VCC or Virtual Credit Card is a prepaid credit card or you can also call it as a debit card because there’s no credit facility on it actually. These virtual cards are good for online usage as even if the card information is compromised, the hacker cannot use them beyond the loaded balance and the present daily usage limits.
These days a lot of online wallets are offering a virtual credit card to make their wallets more flexible and usable across multiple merchants. Even the banks are offering disposable one-time prepaid cards to their customers to keep them safe from frauds. Here’s a look at some of these services which offer How to Generate VCC Online with Money? or in some cases even a physical card to their users.
How can you get virtual cards online?
You may wonder how to get virtual cards from a company like Privacy.com. The entire process is handled through the internet. This means you don’t have to fill out lengthy paper documents or go to a physical location in person. In addition, no credit check is required for privacy.com accounts.
What kind of safety measures does a virtual card provider take?
Safety and security are very important as a virtual card provider (it’s the reason you sign up for the service in the first place). In order to issue a virtual payment card, we undergo rigorous internal and third-party audits. In addition, many virtual card providers have held to the same rigorous PCI-DSS (Payment Card Industry Data Security Standard) requirements as your bank or credit union.

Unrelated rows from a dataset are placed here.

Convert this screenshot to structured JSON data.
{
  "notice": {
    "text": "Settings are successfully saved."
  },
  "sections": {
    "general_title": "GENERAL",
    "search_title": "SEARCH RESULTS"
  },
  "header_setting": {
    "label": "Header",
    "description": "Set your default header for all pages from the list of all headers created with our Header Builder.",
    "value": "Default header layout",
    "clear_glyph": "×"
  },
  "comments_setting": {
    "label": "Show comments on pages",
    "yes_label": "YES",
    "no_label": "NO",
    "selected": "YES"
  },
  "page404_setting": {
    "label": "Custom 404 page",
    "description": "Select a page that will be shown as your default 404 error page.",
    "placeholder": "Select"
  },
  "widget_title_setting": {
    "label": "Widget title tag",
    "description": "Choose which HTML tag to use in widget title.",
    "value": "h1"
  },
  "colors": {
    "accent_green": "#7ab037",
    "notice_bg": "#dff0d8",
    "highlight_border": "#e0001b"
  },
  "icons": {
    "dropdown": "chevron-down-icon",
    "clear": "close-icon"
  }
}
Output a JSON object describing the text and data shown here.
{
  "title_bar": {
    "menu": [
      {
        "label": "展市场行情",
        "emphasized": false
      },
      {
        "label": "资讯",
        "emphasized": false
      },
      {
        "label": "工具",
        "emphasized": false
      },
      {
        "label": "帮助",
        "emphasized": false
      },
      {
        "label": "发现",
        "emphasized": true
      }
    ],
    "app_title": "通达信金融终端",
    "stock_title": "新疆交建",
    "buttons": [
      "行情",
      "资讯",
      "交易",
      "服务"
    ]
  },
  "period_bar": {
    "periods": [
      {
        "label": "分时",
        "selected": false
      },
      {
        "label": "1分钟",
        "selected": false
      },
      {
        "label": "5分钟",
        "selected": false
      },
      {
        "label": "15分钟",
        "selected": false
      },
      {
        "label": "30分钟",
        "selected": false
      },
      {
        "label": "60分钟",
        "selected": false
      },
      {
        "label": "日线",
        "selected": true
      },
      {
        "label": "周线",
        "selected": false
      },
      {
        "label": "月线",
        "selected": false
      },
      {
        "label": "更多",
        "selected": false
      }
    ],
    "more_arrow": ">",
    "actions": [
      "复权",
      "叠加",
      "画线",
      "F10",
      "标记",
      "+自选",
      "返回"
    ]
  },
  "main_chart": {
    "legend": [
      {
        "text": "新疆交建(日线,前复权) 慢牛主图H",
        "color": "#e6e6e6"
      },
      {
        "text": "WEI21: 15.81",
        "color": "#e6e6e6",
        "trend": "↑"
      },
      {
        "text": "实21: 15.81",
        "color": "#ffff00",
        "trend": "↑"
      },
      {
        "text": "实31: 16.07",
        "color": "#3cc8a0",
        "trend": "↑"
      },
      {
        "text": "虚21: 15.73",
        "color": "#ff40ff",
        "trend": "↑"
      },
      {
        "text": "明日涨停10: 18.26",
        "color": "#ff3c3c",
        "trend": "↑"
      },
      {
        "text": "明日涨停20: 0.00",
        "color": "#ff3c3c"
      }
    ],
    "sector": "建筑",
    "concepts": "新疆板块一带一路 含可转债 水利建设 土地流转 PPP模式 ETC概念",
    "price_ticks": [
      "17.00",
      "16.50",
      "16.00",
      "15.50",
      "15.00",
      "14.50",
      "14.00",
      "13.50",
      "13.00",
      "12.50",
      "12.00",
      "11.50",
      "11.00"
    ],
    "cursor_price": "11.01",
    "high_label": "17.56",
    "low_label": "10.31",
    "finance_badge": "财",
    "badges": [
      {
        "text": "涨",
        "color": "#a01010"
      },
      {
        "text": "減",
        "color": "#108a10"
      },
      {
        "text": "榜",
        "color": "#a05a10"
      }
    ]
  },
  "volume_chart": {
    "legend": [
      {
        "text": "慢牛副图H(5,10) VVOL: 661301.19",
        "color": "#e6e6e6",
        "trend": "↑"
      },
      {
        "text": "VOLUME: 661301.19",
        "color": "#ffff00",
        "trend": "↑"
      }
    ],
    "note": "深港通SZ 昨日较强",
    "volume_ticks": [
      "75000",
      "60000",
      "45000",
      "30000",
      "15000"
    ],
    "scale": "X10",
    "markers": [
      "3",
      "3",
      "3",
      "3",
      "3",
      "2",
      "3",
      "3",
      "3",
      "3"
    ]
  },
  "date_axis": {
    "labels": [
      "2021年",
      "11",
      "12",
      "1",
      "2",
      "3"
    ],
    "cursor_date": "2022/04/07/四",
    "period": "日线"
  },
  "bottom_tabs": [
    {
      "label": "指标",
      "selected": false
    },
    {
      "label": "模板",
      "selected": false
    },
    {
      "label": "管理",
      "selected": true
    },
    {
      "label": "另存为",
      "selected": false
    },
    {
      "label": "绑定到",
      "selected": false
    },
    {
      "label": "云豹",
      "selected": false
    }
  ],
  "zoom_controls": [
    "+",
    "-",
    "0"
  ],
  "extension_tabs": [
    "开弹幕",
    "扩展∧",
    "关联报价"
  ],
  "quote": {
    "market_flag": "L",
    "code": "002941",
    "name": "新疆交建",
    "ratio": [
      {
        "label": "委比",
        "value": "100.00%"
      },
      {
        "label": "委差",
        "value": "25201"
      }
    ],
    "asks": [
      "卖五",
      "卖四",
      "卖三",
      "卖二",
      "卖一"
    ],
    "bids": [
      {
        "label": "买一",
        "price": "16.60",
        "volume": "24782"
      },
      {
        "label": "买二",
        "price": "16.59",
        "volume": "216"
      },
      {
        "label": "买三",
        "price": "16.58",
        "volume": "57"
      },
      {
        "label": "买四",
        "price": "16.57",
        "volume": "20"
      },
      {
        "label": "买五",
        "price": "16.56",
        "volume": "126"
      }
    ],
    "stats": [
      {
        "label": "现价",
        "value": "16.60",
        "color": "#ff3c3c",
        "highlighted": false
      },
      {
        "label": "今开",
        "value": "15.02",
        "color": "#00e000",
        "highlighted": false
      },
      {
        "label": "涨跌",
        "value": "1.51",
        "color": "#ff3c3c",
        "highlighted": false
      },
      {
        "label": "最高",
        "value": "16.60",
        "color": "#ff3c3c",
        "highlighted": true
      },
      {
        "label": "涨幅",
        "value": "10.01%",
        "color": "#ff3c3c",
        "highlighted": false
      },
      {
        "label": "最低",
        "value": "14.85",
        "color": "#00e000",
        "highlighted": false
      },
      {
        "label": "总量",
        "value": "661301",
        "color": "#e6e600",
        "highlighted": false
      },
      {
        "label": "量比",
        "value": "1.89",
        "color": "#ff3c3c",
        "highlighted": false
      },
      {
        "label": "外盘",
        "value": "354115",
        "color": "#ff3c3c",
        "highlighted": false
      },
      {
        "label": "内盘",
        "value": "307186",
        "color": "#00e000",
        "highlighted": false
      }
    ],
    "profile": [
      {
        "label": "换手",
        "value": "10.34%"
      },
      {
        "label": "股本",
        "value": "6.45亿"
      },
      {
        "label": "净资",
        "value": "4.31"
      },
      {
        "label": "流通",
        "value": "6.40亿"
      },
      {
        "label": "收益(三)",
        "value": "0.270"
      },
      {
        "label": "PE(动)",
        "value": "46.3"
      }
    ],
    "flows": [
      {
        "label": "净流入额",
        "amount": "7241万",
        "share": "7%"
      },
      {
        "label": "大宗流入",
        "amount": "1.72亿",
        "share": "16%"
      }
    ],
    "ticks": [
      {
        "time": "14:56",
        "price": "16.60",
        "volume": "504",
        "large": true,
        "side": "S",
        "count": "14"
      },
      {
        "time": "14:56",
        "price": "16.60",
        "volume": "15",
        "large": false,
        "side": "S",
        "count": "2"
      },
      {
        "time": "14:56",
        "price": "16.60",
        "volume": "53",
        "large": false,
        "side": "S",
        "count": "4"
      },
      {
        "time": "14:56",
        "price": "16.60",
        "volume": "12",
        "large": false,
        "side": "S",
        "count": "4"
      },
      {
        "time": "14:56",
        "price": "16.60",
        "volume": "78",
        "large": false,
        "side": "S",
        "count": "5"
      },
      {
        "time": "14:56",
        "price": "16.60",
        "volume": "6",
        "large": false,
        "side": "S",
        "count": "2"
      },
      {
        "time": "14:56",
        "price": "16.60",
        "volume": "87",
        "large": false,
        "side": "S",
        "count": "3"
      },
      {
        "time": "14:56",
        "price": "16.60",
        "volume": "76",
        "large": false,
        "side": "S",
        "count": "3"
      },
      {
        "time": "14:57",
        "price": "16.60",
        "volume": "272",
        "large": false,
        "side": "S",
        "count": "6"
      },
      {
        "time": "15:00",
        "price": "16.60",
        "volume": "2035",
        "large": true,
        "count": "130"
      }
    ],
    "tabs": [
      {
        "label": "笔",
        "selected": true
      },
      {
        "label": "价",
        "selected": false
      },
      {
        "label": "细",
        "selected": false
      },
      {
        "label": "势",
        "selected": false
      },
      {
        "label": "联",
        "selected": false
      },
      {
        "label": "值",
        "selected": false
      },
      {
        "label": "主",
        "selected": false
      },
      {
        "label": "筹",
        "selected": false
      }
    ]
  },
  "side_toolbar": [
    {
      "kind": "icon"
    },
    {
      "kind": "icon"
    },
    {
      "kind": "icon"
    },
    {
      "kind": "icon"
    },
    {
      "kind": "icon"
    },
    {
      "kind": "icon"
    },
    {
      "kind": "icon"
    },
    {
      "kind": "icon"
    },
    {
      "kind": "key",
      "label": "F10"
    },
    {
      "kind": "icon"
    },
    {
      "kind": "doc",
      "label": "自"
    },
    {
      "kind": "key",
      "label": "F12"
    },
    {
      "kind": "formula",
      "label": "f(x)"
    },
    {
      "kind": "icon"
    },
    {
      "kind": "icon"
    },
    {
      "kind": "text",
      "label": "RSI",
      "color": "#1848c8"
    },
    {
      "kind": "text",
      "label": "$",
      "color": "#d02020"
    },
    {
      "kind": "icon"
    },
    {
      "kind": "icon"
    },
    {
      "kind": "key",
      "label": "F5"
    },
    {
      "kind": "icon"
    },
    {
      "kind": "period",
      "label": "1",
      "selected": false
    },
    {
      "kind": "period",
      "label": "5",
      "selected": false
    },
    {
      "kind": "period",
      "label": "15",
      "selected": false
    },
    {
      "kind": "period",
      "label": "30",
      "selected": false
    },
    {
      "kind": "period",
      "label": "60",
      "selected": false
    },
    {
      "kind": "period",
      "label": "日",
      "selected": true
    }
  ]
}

How to Get a Virtual Credit Card
Virtual credit cards are available in two ways: either directly from your bank if you have a credit card issued by one of the banks that offer this service, or by linking a pre-existing card from another bank to an online service.
Currently, three major American banks offer easy access to virtual credit cards to their cardholders:
- Citibank offers virtual credit cards for almost all of its cardholders. If you have a Citi card, simply enroll and then use the bank’s website to generate virtual card numbers as needed.
- Citibank’s service doesn’t allow you to use virtual numbers in an ongoing way — so don’t enter one for a subscription you want to renew.
- Bank of America offers a service called ShopSafe for Bank of America Visa and Mastercard (but not American Express) cardholders.
- It’s a pretty slick-looking experience; when you log into your online banking account, ShopSafe generates an image of a credit card, with the new token.
- You can set your expiration date up to one year in the future, and enable an option for recurring monthly payments to handle the subscription problem.
- Capital One’s service is called “Eno.” It, too, is only available to Capital One cardholders, and only to personal cards (see below for business options).
- Eno uses a browser pop-up window to log you in to create a virtual account number, so you can only use it with Chrome or Firefox (for now).
- Eno lets you create account nicknames, and keeps a list of all the numbers for you, so if you want to find the numbers you’ve used with your cable company, Amazon, and Netflix, they’re all in one place in your account.
- You can’t set a special spending limit on virtual card numbers; instead, the spending limit is the credit limit on the normal Capital One card the virtual number is linked to.